In truth, both the buyer and seller of cyber insurance are hampered by ignorance. Neither really fully understand, or can be expected to understand, all of the ramifications of an all out cyber attack. Most know that there are risks to the company directly, such as loss of data or money, and most know that there are risks from losses to third parties who may have been harmed by the attack, but the constantly changing threat landscape makes it impossible for buyers to really feel comfortable with the coverage they’re paying for. On the other hand, it is equally impossible for sellers to know whether they are really offering a comprehensive product. The possibility for misunderstanding between the two sides is high and the chances for litigation even higher.
Another dilemma that sellers and buyers of cyber insurance are facing is a moral one. This has to do with ransomware which, according to AIG, is the number one cyber threat.

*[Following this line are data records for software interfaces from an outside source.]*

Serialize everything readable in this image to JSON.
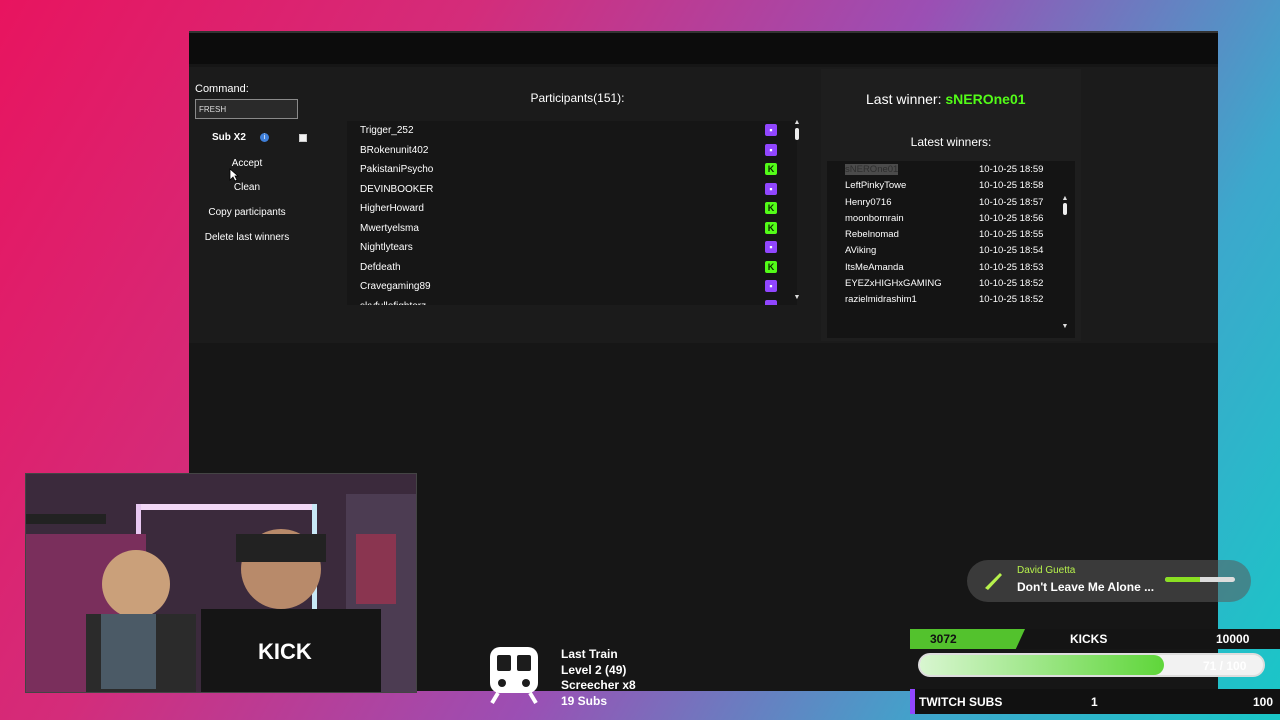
{
  "app": {
    "command_label": "Command:",
    "command_value": "FRESH",
    "sub_multiplier_label": "Sub X2",
    "info_icon": "info-icon",
    "buttons": {
      "accept": "Accept",
      "clean": "Clean",
      "copy": "Copy participants",
      "delete": "Delete last winners"
    },
    "participants_title": "Participants(151):",
    "participants": [
      {
        "name": "Trigger_252",
        "platform": "twitch"
      },
      {
        "name": "BRokenunit402",
        "platform": "twitch"
      },
      {
        "name": "PakistaniPsycho",
        "platform": "kick"
      },
      {
        "name": "DEVINBOOKER",
        "platform": "twitch"
      },
      {
        "name": "HigherHoward",
        "platform": "kick"
      },
      {
        "name": "Mwertyelsma",
        "platform": "kick"
      },
      {
        "name": "Nightlytears",
        "platform": "twitch"
      },
      {
        "name": "Defdeath",
        "platform": "kick"
      },
      {
        "name": "Cravegaming89",
        "platform": "twitch"
      },
      {
        "name": "skyfullofighterz",
        "platform": "twitch"
      }
    ],
    "last_winner_label": "Last winner:",
    "last_winner_name": "sNEROne01",
    "latest_winners_title": "Latest winners:",
    "winners": [
      {
        "name": "sNEROne01",
        "time": "10-10-25 18:59"
      },
      {
        "name": "LeftPinkyTowe",
        "time": "10-10-25 18:58"
      },
      {
        "name": "Henry0716",
        "time": "10-10-25 18:57"
      },
      {
        "name": "moonbornrain",
        "time": "10-10-25 18:56"
      },
      {
        "name": "Rebelnomad",
        "time": "10-10-25 18:55"
      },
      {
        "name": "AViking",
        "time": "10-10-25 18:54"
      },
      {
        "name": "ItsMeAmanda",
        "time": "10-10-25 18:53"
      },
      {
        "name": "EYEZxHIGHxGAMING",
        "time": "10-10-25 18:52"
      },
      {
        "name": "razielmidrashim1",
        "time": "10-10-25 18:52"
      }
    ]
  },
  "now_playing": {
    "artist": "David Guetta",
    "title": "Don't Leave Me Alone ..."
  },
  "train": {
    "title": "Last Train",
    "level": "Level 2  (49)",
    "top": "Screecher x8",
    "subs": "19 Subs"
  },
  "goals": {
    "kicks_start": "3072",
    "kicks_label": "KICKS",
    "kicks_end": "10000",
    "kicks_progress_text": "71 / 100",
    "kicks_progress_value": 0.71,
    "twitch_label": "TWITCH SUBS",
    "twitch_current": "1",
    "twitch_end": "100"
  },
  "colors": {
    "kick_green": "#53fc18",
    "twitch_purple": "#9146ff",
    "panel": "#1b1b1b"
  }
}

In short, cyber insurance firms will pay the ransom in the hope that the attackers will decrypt the firm’s encrypted files and shorten the time that the firm or organization is unable to operate. This predisposition towards quick ransom payments flies in the face of advice given by the the F.B.I. They do not recommend paying a ransom, stating that,

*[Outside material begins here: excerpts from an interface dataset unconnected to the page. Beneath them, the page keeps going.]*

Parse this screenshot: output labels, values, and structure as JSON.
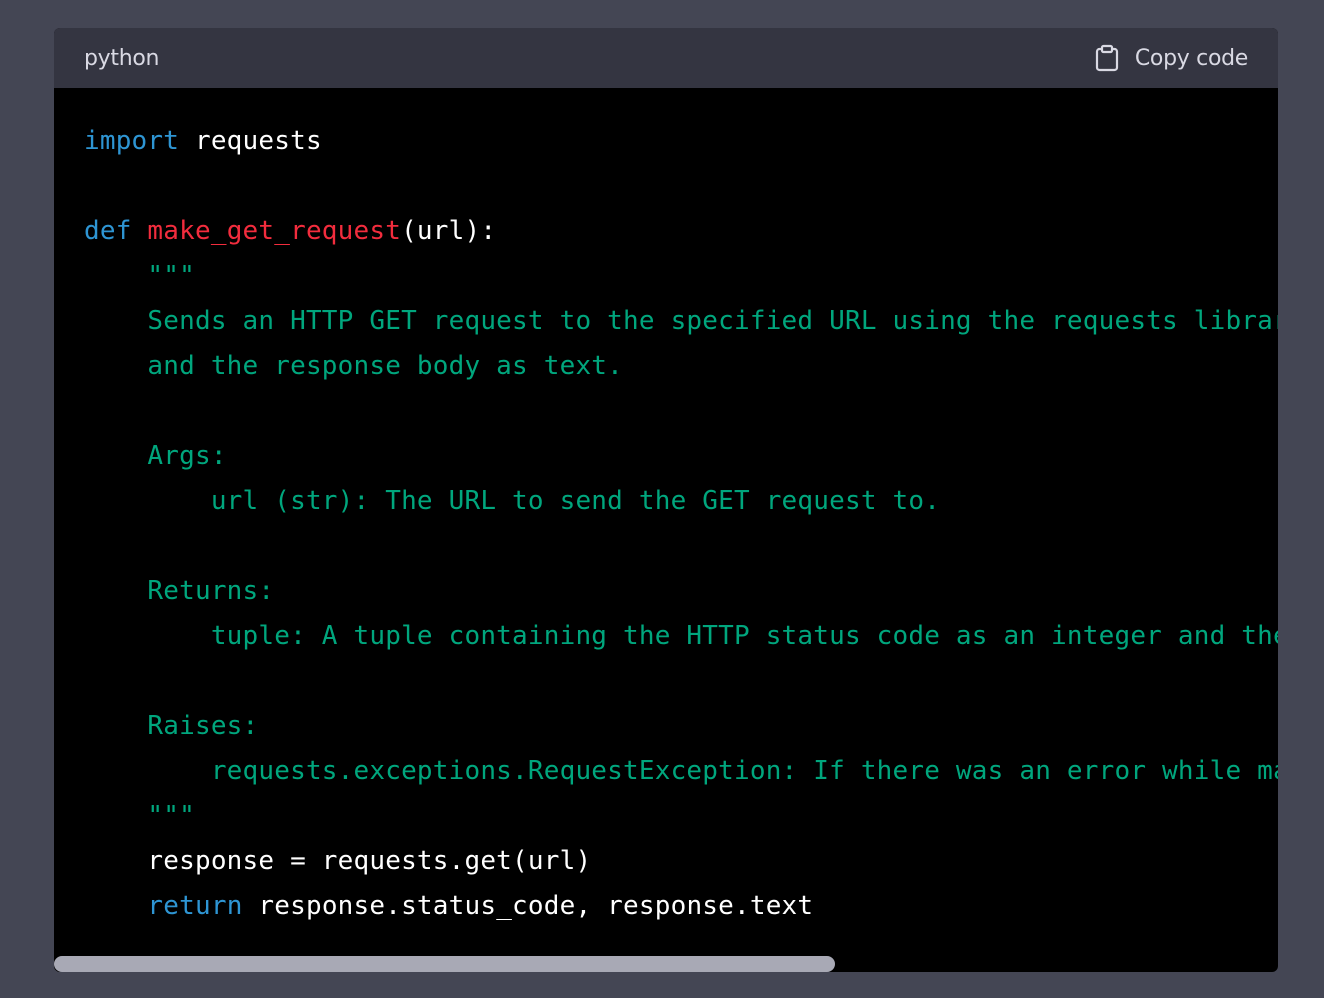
{
  "header": {
    "language": "python",
    "copy_label": "Copy code"
  },
  "icons": {
    "copy": "clipboard-icon"
  },
  "colors": {
    "keyword": "#2e95d3",
    "function": "#f22c3d",
    "string": "#00a67d",
    "text": "#ffffff",
    "header_bg": "#343541",
    "code_bg": "#000000",
    "page_bg": "#444654"
  },
  "code": {
    "l1_kw": "import",
    "l1_rest": " requests",
    "l3_kw": "def",
    "l3_fn": "make_get_request",
    "l3_rest": "(url):",
    "l4": "    \"\"\"",
    "l5": "    Sends an HTTP GET request to the specified URL using the requests library and returns the HTTP status code",
    "l6": "    and the response body as text.",
    "l8": "    Args:",
    "l9": "        url (str): The URL to send the GET request to.",
    "l11": "    Returns:",
    "l12": "        tuple: A tuple containing the HTTP status code as an integer and the response body as a string.",
    "l14": "    Raises:",
    "l15": "        requests.exceptions.RequestException: If there was an error while making the request.",
    "l16": "    \"\"\"",
    "l17": "    response = requests.get(url)",
    "l18_indent": "    ",
    "l18_kw": "return",
    "l18_rest": " response.status_code, response.text"
  }
}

“paying a ransom doesn’t guarantee an organization that it will get its data back—there have been cases where organizations never got a decryption key after having paid the ransom. Paying a ransom not only emboldens current cyber criminals to target more organizations, it also offers an incentive for other criminals to get involved in this type of illegal activity. And by paying a ransom, an organization might inadvertently be funding other illicit activity associated with criminals.”
It’s the last point that I would like to focus on here. Billions are being made by these extortionists because ransomware is the easiest way for hackers to get a quick payoff. If cyber insurance companies guarantee ransom payments, they, in effect, guarantee an income for novice hackers around the globe. Not only that. They also fund more organized hacking groups, both independent and state-aligned. The reason ransomware has continued to evolve and become more sophisticated is largely due to its success and the increased income that it has generated. The increased income can be funneled into hiring more experienced hackers who can develop more advanced versions of ransomware. This ransomware, in turn, can be used to re-hack all those cyber-insured companies and organizations that were so ready to pay them the first time.
Rise in Ransomware Variants (From F-Secure)
According to F.B.I. statistics given by Rod Rosenstein in an address at the Cambridge Cyber Summit, 100,000 computers a day are being infected with ransomware and this number is steadily increasing. He also noted that, “today, we see more sophisticated and targeted attacks that focus on particular businesses or sectors.”
There is some good news to be found. A coordinated effort by governments and private firms has been able to decrypt many ransomware attacks, making it more difficult for amateur hackers to make money. (Comparitech now publishes a world map of daily ransomware attacks which may prove useful to some researchers.) The bad news is that more sophisticated, targeted attacks are expected to increase. Is this good or bad news for cyber insurance firms? Only time will tell.